═══ Input records ═══
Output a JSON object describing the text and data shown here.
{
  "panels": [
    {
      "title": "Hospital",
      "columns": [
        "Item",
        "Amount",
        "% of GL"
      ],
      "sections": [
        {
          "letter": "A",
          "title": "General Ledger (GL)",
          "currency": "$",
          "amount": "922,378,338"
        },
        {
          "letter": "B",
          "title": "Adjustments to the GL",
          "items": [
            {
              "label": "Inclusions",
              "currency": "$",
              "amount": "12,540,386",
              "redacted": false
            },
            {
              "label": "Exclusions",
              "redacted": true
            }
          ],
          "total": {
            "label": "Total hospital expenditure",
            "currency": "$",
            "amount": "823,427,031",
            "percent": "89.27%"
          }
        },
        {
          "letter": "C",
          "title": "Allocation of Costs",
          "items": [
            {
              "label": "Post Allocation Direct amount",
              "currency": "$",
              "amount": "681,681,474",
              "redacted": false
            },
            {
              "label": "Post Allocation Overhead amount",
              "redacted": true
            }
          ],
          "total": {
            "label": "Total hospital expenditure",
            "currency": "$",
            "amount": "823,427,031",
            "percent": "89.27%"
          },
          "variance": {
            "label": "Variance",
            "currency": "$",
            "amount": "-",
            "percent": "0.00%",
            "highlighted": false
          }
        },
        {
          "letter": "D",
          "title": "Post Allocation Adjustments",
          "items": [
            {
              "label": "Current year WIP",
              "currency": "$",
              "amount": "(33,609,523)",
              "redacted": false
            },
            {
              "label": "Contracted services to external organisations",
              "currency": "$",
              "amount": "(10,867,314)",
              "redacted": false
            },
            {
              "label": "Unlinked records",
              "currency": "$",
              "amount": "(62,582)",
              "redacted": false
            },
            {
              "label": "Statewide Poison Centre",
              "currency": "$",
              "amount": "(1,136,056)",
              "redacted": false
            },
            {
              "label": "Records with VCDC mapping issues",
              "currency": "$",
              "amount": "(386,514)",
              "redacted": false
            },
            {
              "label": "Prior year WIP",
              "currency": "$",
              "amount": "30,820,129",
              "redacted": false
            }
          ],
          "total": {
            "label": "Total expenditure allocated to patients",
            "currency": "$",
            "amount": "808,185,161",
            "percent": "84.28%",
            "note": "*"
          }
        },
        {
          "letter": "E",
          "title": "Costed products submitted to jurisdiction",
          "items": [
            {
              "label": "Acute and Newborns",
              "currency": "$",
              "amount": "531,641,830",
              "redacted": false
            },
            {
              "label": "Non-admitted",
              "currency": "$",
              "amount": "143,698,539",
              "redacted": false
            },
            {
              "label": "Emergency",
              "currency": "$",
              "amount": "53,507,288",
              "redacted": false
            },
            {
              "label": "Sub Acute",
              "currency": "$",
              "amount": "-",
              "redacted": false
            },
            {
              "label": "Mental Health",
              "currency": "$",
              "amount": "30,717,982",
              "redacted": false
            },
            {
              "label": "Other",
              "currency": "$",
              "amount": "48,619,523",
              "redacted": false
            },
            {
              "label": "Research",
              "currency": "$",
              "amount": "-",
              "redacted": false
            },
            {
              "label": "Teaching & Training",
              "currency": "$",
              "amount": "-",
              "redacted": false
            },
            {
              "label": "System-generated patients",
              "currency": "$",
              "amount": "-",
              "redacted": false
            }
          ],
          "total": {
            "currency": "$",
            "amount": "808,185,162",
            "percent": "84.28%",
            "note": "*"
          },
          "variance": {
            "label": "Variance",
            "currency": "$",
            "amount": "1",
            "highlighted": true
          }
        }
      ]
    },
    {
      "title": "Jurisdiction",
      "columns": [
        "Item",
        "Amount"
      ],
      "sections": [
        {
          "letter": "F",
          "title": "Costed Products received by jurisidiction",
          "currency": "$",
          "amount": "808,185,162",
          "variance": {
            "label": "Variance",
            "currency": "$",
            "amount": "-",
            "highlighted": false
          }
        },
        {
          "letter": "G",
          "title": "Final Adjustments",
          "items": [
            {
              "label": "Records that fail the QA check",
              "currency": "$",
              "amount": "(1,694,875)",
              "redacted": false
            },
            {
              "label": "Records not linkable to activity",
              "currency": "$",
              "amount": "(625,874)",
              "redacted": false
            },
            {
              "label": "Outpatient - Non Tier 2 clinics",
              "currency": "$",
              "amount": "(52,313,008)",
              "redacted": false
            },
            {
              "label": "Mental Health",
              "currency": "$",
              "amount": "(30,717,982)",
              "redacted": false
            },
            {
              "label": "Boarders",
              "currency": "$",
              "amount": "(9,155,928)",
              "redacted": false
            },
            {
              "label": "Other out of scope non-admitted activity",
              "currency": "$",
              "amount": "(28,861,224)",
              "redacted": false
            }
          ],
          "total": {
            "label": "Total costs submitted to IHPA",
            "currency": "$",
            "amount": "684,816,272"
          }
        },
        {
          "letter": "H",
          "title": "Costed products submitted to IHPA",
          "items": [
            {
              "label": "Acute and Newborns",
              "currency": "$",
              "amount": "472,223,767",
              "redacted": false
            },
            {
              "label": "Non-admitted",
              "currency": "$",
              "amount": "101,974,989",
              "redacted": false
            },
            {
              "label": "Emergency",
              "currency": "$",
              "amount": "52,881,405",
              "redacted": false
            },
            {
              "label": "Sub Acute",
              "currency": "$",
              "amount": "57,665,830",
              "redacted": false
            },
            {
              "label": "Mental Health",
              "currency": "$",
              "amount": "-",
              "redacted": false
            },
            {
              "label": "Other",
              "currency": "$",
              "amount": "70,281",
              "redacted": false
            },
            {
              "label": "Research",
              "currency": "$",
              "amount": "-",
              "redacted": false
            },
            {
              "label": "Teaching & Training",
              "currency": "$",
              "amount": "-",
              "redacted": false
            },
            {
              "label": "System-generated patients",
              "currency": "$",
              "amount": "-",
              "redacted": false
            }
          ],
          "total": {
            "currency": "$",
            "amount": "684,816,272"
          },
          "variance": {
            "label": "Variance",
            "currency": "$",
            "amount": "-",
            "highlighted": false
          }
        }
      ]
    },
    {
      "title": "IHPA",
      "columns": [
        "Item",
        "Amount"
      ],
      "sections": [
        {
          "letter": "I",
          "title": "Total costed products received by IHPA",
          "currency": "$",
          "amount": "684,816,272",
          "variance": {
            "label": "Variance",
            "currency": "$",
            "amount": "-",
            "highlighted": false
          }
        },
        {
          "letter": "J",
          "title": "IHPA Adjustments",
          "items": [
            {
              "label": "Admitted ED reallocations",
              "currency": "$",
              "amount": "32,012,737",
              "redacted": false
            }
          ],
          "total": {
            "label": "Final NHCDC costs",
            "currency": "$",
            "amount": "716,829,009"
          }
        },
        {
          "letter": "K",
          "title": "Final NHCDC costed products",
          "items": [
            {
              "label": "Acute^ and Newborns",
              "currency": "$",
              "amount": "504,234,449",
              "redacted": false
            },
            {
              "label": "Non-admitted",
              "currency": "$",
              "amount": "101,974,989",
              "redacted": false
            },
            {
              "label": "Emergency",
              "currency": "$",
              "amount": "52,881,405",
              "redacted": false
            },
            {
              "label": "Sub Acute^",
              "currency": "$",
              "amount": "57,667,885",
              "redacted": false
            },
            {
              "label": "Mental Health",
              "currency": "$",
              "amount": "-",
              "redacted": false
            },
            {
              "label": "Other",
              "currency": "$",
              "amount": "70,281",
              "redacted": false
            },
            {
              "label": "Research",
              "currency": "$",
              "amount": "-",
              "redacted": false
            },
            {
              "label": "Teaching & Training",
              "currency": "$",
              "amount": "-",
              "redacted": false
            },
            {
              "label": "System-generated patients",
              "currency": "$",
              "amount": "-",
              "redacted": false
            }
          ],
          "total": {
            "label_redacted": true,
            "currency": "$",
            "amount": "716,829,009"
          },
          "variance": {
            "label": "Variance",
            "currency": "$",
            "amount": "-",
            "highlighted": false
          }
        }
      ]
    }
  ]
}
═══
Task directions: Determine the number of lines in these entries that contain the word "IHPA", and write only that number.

Answer space: 5